--- LISTED RECORDS ---
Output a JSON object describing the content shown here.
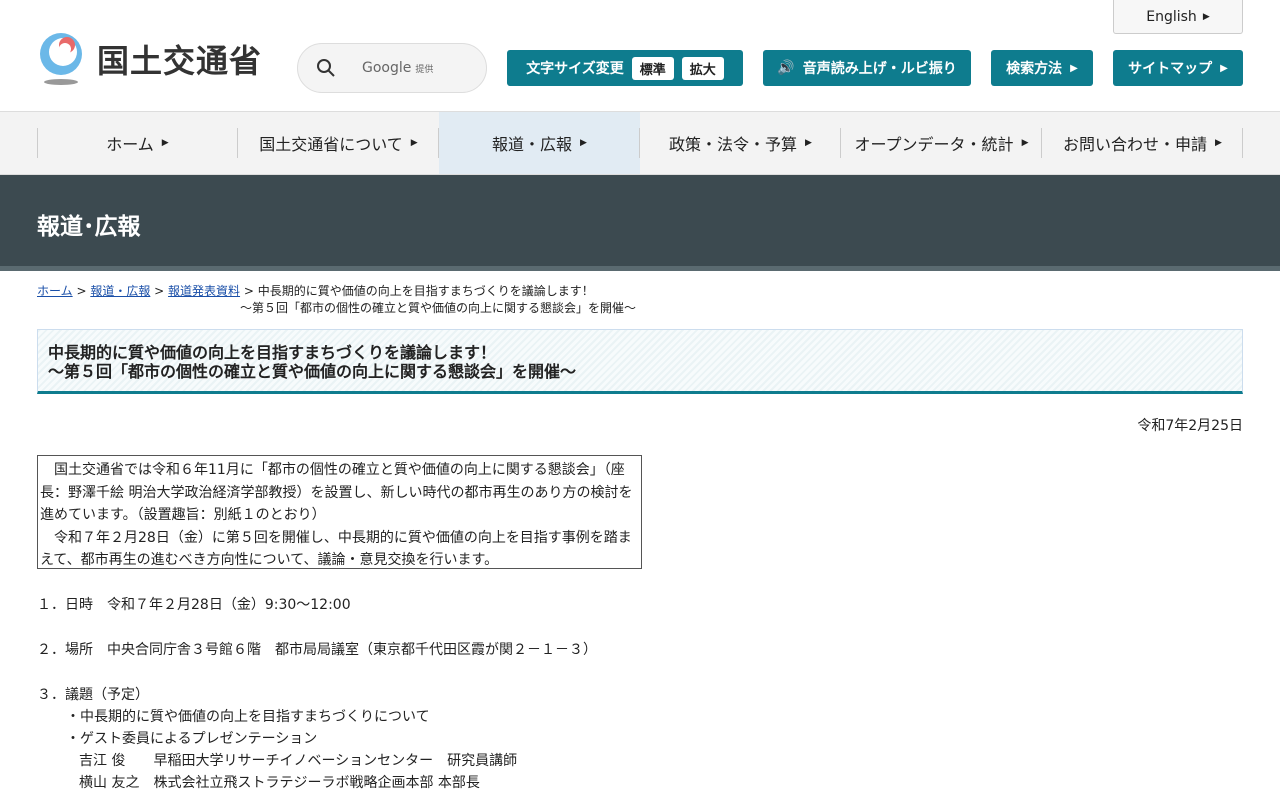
{
  "header": {
    "english": "English",
    "logo_text": "国土交通省",
    "search_brand": "Google",
    "search_provided": "提供",
    "font_size_label": "文字サイズ変更",
    "font_standard": "標準",
    "font_large": "拡大",
    "speech": "音声読み上げ・ルビ振り",
    "search_method": "検索方法",
    "sitemap": "サイトマップ"
  },
  "nav": [
    "ホーム",
    "国土交通省について",
    "報道・広報",
    "政策・法令・予算",
    "オープンデータ・統計",
    "お問い合わせ・申請"
  ],
  "hero_title": "報道･広報",
  "breadcrumb": {
    "home": "ホーム",
    "press": "報道・広報",
    "releases": "報道発表資料",
    "current1": "中長期的に質や価値の向上を目指すまちづくりを議論します！",
    "current2": "～第５回「都市の個性の確立と質や価値の向上に関する懇談会」を開催～"
  },
  "title": {
    "line1": "中長期的に質や価値の向上を目指すまちづくりを議論します！",
    "line2": "～第５回「都市の個性の確立と質や価値の向上に関する懇談会」を開催～"
  },
  "date": "令和7年2月25日",
  "summary": [
    "　国土交通省では令和６年11月に「都市の個性の確立と質や価値の向上に関する懇談会」（座",
    "長：野澤千絵 明治大学政治経済学部教授）を設置し、新しい時代の都市再生のあり方の検討を",
    "進めています。（設置趣旨：別紙１のとおり）",
    "　令和７年２月28日（金）に第５回を開催し、中長期的に質や価値の向上を目指す事例を踏ま",
    "えて、都市再生の進むべき方向性について、議論・意見交換を行います。"
  ],
  "items": {
    "datetime": "１．日時　令和７年２月28日（金）9:30～12:00",
    "place": "２．場所　中央合同庁舎３号館６階　都市局局議室（東京都千代田区霞が関２－１－３）",
    "agenda": "３．議題（予定）",
    "agenda1": "・中長期的に質や価値の向上を目指すまちづくりについて",
    "agenda2": "・ゲスト委員によるプレゼンテーション",
    "guest1": "吉江 俊　　早稲田大学リサーチイノベーションセンター　研究員講師",
    "guest2": "横山 友之　株式会社立飛ストラテジーラボ戦略企画本部 本部長"
  }
}
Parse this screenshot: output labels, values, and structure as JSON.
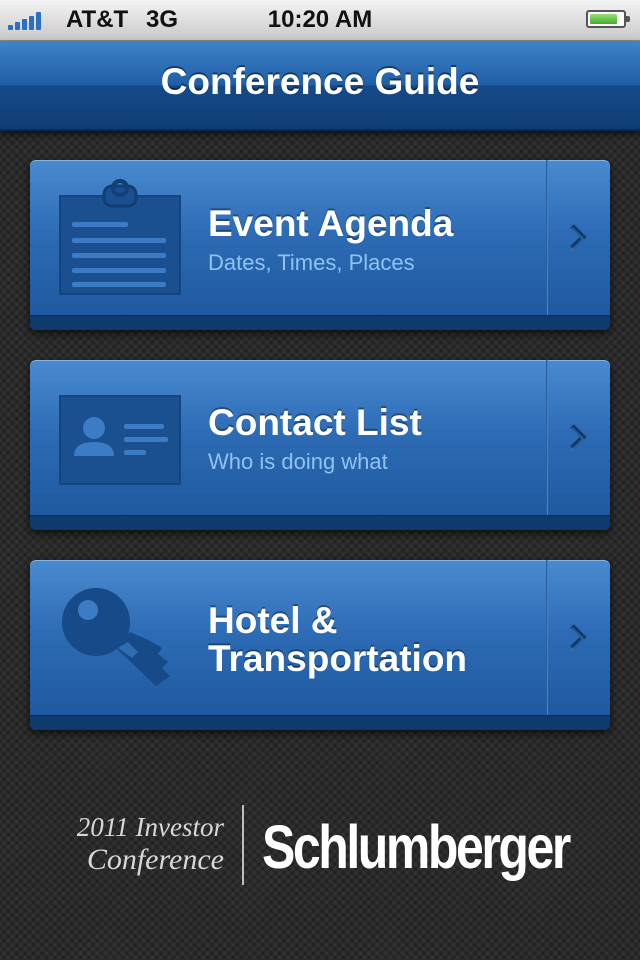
{
  "status_bar": {
    "carrier": "AT&T",
    "network": "3G",
    "time": "10:20 AM",
    "signal_icon": "signal-bars-icon",
    "battery_icon": "battery-icon",
    "battery_level": 0.85
  },
  "nav": {
    "title": "Conference Guide"
  },
  "menu": [
    {
      "title": "Event Agenda",
      "subtitle": "Dates, Times, Places",
      "icon": "clipboard-icon"
    },
    {
      "title": "Contact List",
      "subtitle": "Who is doing what",
      "icon": "contact-card-icon"
    },
    {
      "title_line1": "Hotel &",
      "title_line2": "Transportation",
      "icon": "key-icon"
    }
  ],
  "footer": {
    "line1": "2011 Investor",
    "line2": "Conference",
    "brand": "Schlumberger"
  },
  "colors": {
    "nav_blue": "#1f5ea6",
    "card_blue": "#2c6bb4",
    "subtitle_blue": "#8fc3f5",
    "background": "#2a2a2a"
  }
}
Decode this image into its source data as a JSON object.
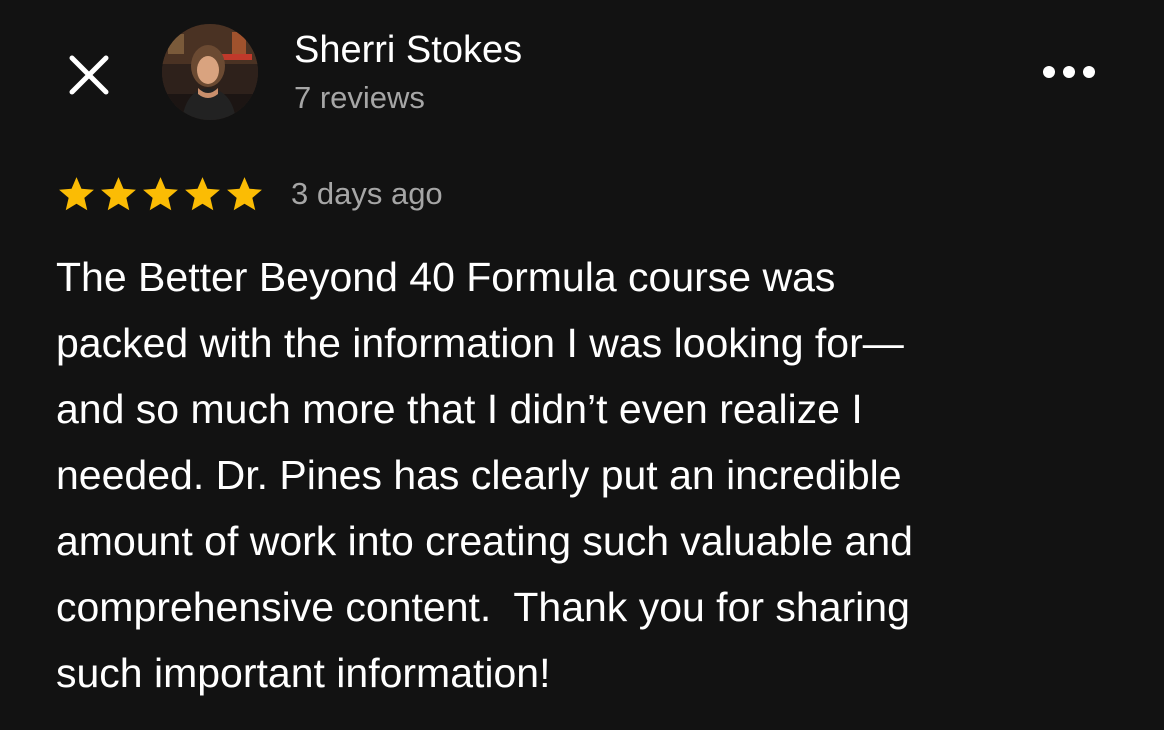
{
  "header": {
    "close_icon": "close-icon",
    "more_icon": "more-horizontal-icon",
    "avatar_icon": "profile-photo"
  },
  "reviewer": {
    "name": "Sherri Stokes",
    "review_count": "7 reviews"
  },
  "review": {
    "rating": 5,
    "rating_max": 5,
    "star_color": "#fbbc04",
    "date": "3 days ago",
    "lines": [
      "The Better Beyond 40 Formula course was",
      "packed with the information I was looking for—",
      "and so much more that I didn’t even realize I",
      "needed. Dr. Pines has clearly put an incredible",
      "amount of work into creating such valuable and",
      "comprehensive content.  Thank you for sharing",
      "such important information!"
    ]
  },
  "colors": {
    "background": "#121212",
    "primary_text": "#ffffff",
    "secondary_text": "#a6a6a6"
  }
}
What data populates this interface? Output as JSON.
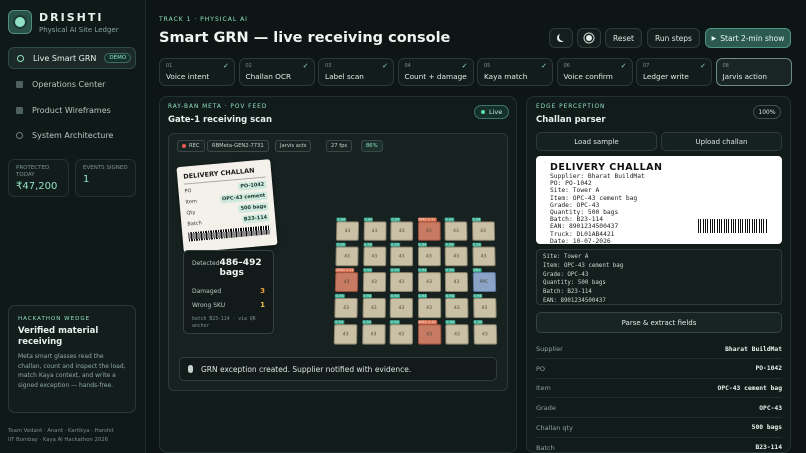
{
  "brand": {
    "name": "DRISHTI",
    "subtitle": "Physical AI Site Ledger"
  },
  "sidebar": {
    "items": [
      {
        "label": "Live Smart GRN",
        "badge": "DEMO",
        "active": true
      },
      {
        "label": "Operations Center"
      },
      {
        "label": "Product Wireframes"
      },
      {
        "label": "System Architecture"
      }
    ],
    "stats": [
      {
        "label": "PROTECTED TODAY",
        "value": "₹47,200"
      },
      {
        "label": "EVENTS SIGNED",
        "value": "1"
      }
    ],
    "wedge": {
      "tag": "HACKATHON WEDGE",
      "heading": "Verified material receiving",
      "body": "Meta smart glasses read the challan, count and inspect the load, match Kaya context, and write a signed exception — hands-free."
    },
    "team_line1": "Team Vedant · Anant · Kartikya · Harshit",
    "team_line2": "IIT Bombay · Kaya AI Hackathon 2026"
  },
  "header": {
    "track": "TRACK 1 · PHYSICAL AI",
    "title": "Smart GRN — live receiving console",
    "reset": "Reset",
    "run_steps": "Run steps",
    "start_show": "Start 2-min show"
  },
  "steps": [
    {
      "num": "01",
      "label": "Voice intent",
      "done": true
    },
    {
      "num": "02",
      "label": "Challan OCR",
      "done": true
    },
    {
      "num": "03",
      "label": "Label scan",
      "done": true
    },
    {
      "num": "04",
      "label": "Count + damage",
      "done": true
    },
    {
      "num": "05",
      "label": "Kaya match",
      "done": true
    },
    {
      "num": "06",
      "label": "Voice confirm",
      "done": true
    },
    {
      "num": "07",
      "label": "Ledger write",
      "done": true
    },
    {
      "num": "08",
      "label": "Jarvis action",
      "done": false
    }
  ],
  "pov": {
    "label": "RAY-BAN META · POV FEED",
    "title": "Gate-1 receiving scan",
    "live": "Live",
    "hud": {
      "rec": "REC",
      "device": "RBMeta-GEN2-7731",
      "mode": "Jarvis acts",
      "fps": "27 fps",
      "pct": "86%"
    },
    "card": {
      "title": "DELIVERY CHALLAN",
      "rows": [
        {
          "k": "PO",
          "v": "PO-1042"
        },
        {
          "k": "Item",
          "v": "OPC-43 cement"
        },
        {
          "k": "Qty",
          "v": "500 bags"
        },
        {
          "k": "Batch",
          "v": "B23-114"
        }
      ]
    },
    "detect": {
      "detected_label": "Detected",
      "detected_value": "486–492 bags",
      "damaged_label": "Damaged",
      "damaged_value": "3",
      "wrong_label": "Wrong SKU",
      "wrong_value": "1",
      "note": "batch B23-114 · via QR anchor"
    },
    "toast": "GRN exception created. Supplier notified with evidence."
  },
  "edge": {
    "label": "EDGE PERCEPTION",
    "title": "Challan parser",
    "pct": "100%",
    "load_sample": "Load sample",
    "upload": "Upload challan",
    "doc_title": "DELIVERY CHALLAN",
    "doc_lines": [
      "Supplier: Bharat BuildMat",
      "PO: PO-1042",
      "Site: Tower A",
      "Item: OPC-43 cement bag",
      "Grade: OPC-43",
      "Quantity: 500 bags",
      "Batch: B23-114",
      "EAN: 8901234500437",
      "Truck: DL01AB4421",
      "Date: 10-07-2026"
    ],
    "ocr_lines": [
      "Site: Tower A",
      "Item: OPC-43 cement bag",
      "Grade: OPC-43",
      "Quantity: 500 bags",
      "Batch: B23-114",
      "EAN: 8901234500437"
    ],
    "parse": "Parse & extract fields",
    "fields": [
      {
        "k": "Supplier",
        "v": "Bharat BuildMat"
      },
      {
        "k": "PO",
        "v": "PO-1042"
      },
      {
        "k": "Item",
        "v": "OPC-43 cement bag"
      },
      {
        "k": "Grade",
        "v": "OPC-43"
      },
      {
        "k": "Challan qty",
        "v": "500 bags"
      },
      {
        "k": "Batch",
        "v": "B23-114"
      }
    ]
  },
  "grid": {
    "box_label": "43",
    "tag_ok": "0.94",
    "tag_damaged": "DMG 0.91",
    "tag_sku": "SKU",
    "blue_label": "PPC",
    "damaged_cells": [
      3,
      12,
      27,
      37
    ],
    "blue_cells": [
      17
    ],
    "sku_tag_cell": 17
  },
  "colors": {
    "accent": "#8fe0c4",
    "background": "#0d1614",
    "danger": "#e06a4a",
    "warning": "#f0a340"
  }
}
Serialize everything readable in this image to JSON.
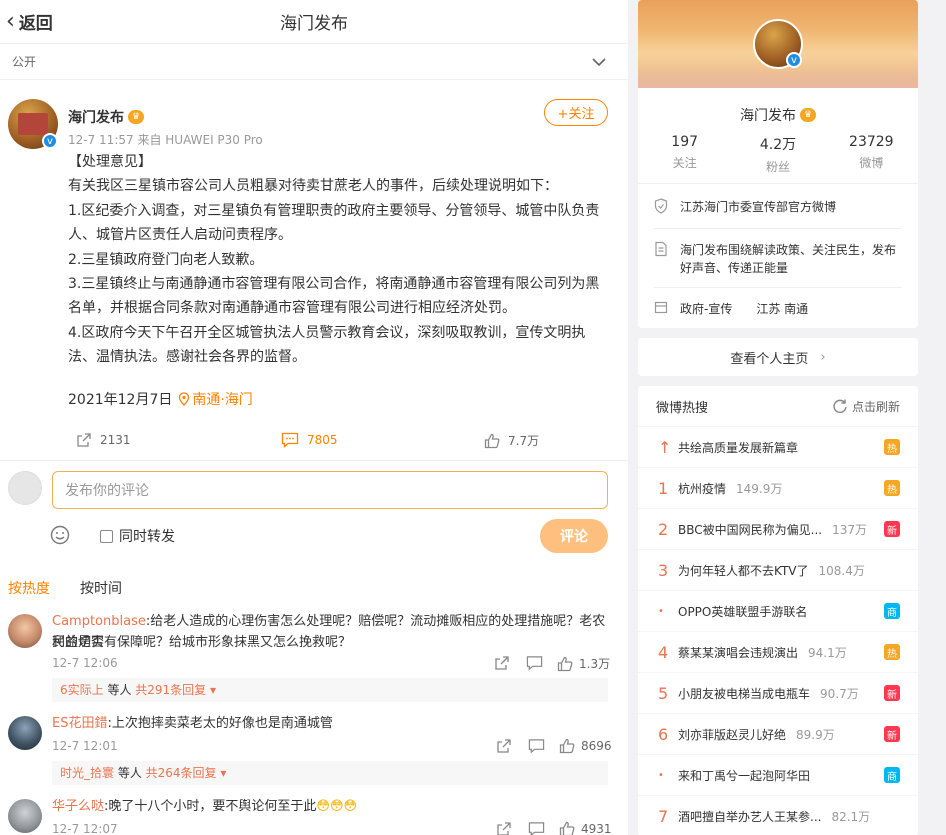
{
  "topbar": {
    "back": "返回",
    "title": "海门发布"
  },
  "visibility": "公开",
  "post": {
    "author": "海门发布",
    "meta": "12-7 11:57  来自 HUAWEI P30 Pro",
    "follow": "+关注",
    "lines": [
      "【处理意见】",
      "有关我区三星镇市容公司人员粗暴对待卖甘蔗老人的事件，后续处理说明如下：",
      "1.区纪委介入调查，对三星镇负有管理职责的政府主要领导、分管领导、城管中队负责",
      "人、城管片区责任人启动问责程序。",
      "2.三星镇政府登门向老人致歉。",
      "3.三星镇终止与南通静通市容管理有限公司合作，将南通静通市容管理有限公司列为黑",
      "名单，并根据合同条款对南通静通市容管理有限公司进行相应经济处罚。",
      "4.区政府今天下午召开全区城管执法人员警示教育会议，深刻吸取教训，宣传文明执",
      "法、温情执法。感谢社会各界的监督。"
    ],
    "date": "2021年12月7日",
    "location": "南通·海门",
    "reposts": "2131",
    "comments": "7805",
    "likes": "7.7万"
  },
  "composer": {
    "placeholder": "发布你的评论",
    "repost_label": "同时转发",
    "send": "评论"
  },
  "sort": {
    "hot": "按热度",
    "time": "按时间"
  },
  "comments": [
    {
      "name": "Camptonblase",
      "text": ":给老人造成的心理伤害怎么处理呢？赔偿呢？流动摊贩相应的处理措施呢？老农民的切实",
      "text2": "利益是否有保障呢？给城市形象抹黑又怎么挽救呢？",
      "time": "12-7 12:06",
      "likes": "1.3万",
      "reply_user": "6实际上",
      "reply_mid": " 等人 ",
      "reply_count": "共291条回复"
    },
    {
      "name": "ES花田錯",
      "text": ":上次抱摔卖菜老太的好像也是南通城管",
      "time": "12-7 12:01",
      "likes": "8696",
      "reply_user": "时光_拾寰",
      "reply_mid": " 等人 ",
      "reply_count": "共264条回复"
    },
    {
      "name": "华子么哒",
      "text": ":晚了十八个小时，要不舆论何至于此",
      "time": "12-7 12:07",
      "likes": "4931"
    }
  ],
  "profile": {
    "name": "海门发布",
    "stats": [
      {
        "num": "197",
        "label": "关注"
      },
      {
        "num": "4.2万",
        "label": "粉丝"
      },
      {
        "num": "23729",
        "label": "微博"
      }
    ],
    "verified": "江苏海门市委宣传部官方微博",
    "bio": "海门发布围绕解读政策、关注民生，发布好声音、传递正能量",
    "category": "政府-宣传",
    "region": "江苏 南通",
    "home_btn": "查看个人主页"
  },
  "hot": {
    "title": "微博热搜",
    "refresh": "点击刷新",
    "items": [
      {
        "rank": "↑",
        "title": "共绘高质量发展新篇章",
        "num": "",
        "badge": "热",
        "color": "#f5a623"
      },
      {
        "rank": "1",
        "title": "杭州疫情",
        "num": "149.9万",
        "badge": "热",
        "color": "#f5a623"
      },
      {
        "rank": "2",
        "title": "BBC被中国网民称为偏见...",
        "num": "137万",
        "badge": "新",
        "color": "#ff3852"
      },
      {
        "rank": "3",
        "title": "为何年轻人都不去KTV了",
        "num": "108.4万",
        "badge": "",
        "color": ""
      },
      {
        "rank": "•",
        "title": "OPPO英雄联盟手游联名",
        "num": "",
        "badge": "商",
        "color": "#00b7ee"
      },
      {
        "rank": "4",
        "title": "蔡某某演唱会违规演出",
        "num": "94.1万",
        "badge": "热",
        "color": "#f5a623"
      },
      {
        "rank": "5",
        "title": "小朋友被电梯当成电瓶车",
        "num": "90.7万",
        "badge": "新",
        "color": "#ff3852"
      },
      {
        "rank": "6",
        "title": "刘亦菲版赵灵儿好绝",
        "num": "89.9万",
        "badge": "新",
        "color": "#ff3852"
      },
      {
        "rank": "•",
        "title": "来和丁禹兮一起泡阿华田",
        "num": "",
        "badge": "商",
        "color": "#00b7ee"
      },
      {
        "rank": "7",
        "title": "酒吧擅自举办艺人王某参...",
        "num": "82.1万",
        "badge": "",
        "color": ""
      }
    ]
  }
}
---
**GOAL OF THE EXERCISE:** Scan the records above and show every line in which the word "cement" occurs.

**OUTPUT OF THE TASK:**
          "v": "OPC-43 cement"
      "Item: OPC-43 cement bag",
      "Item: OPC-43 cement bag",
        "v": "OPC-43 cement bag"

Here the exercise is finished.